§ **SUPPLIED MATERIAL**:
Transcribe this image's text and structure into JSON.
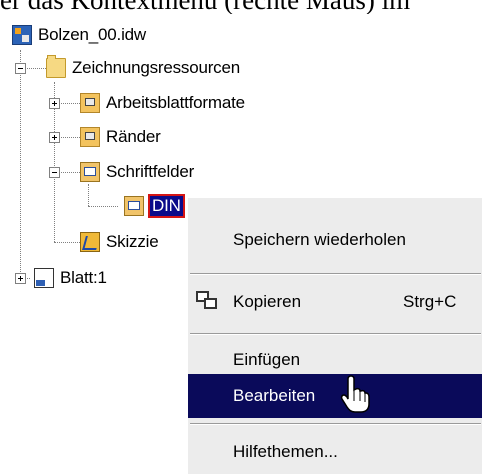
{
  "header_text": "er das Kontextmenü (rechte Maus) im",
  "tree": {
    "nodes": [
      {
        "label": "Bolzen_00.idw",
        "icon": "drawing-document-icon"
      },
      {
        "label": "Zeichnungsressourcen",
        "icon": "folder-icon"
      },
      {
        "label": "Arbeitsblattformate",
        "icon": "resource-folder-icon"
      },
      {
        "label": "Ränder",
        "icon": "resource-folder-icon"
      },
      {
        "label": "Schriftfelder",
        "icon": "resource-folder-icon"
      },
      {
        "label": "DIN",
        "icon": "title-block-icon",
        "selected": true
      },
      {
        "label": "Skizzie",
        "icon": "sketch-symbol-icon"
      },
      {
        "label": "Blatt:1",
        "icon": "sheet-icon"
      }
    ]
  },
  "context_menu": {
    "items": [
      {
        "label": "Speichern wiederholen",
        "shortcut": "",
        "icon": ""
      },
      {
        "label": "Kopieren",
        "shortcut": "Strg+C",
        "icon": "copy-icon"
      },
      {
        "label": "Einfügen",
        "shortcut": "",
        "icon": ""
      },
      {
        "label": "Bearbeiten",
        "shortcut": "",
        "icon": "",
        "highlighted": true
      },
      {
        "label": "Hilfethemen...",
        "shortcut": "",
        "icon": ""
      }
    ]
  },
  "colors": {
    "highlight_bg": "#0a0a5a",
    "highlight_text": "#ffffff",
    "selection_outline": "#d41515",
    "menu_bg": "#ececec"
  }
}
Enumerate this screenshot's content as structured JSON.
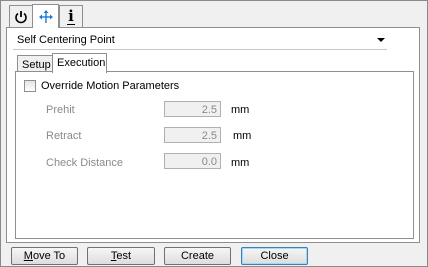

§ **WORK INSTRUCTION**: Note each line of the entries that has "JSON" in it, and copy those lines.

§ **RESPONSE**:
Transcribe this image's text and structure into JSON.
Enumerate this screenshot's content as structured JSON.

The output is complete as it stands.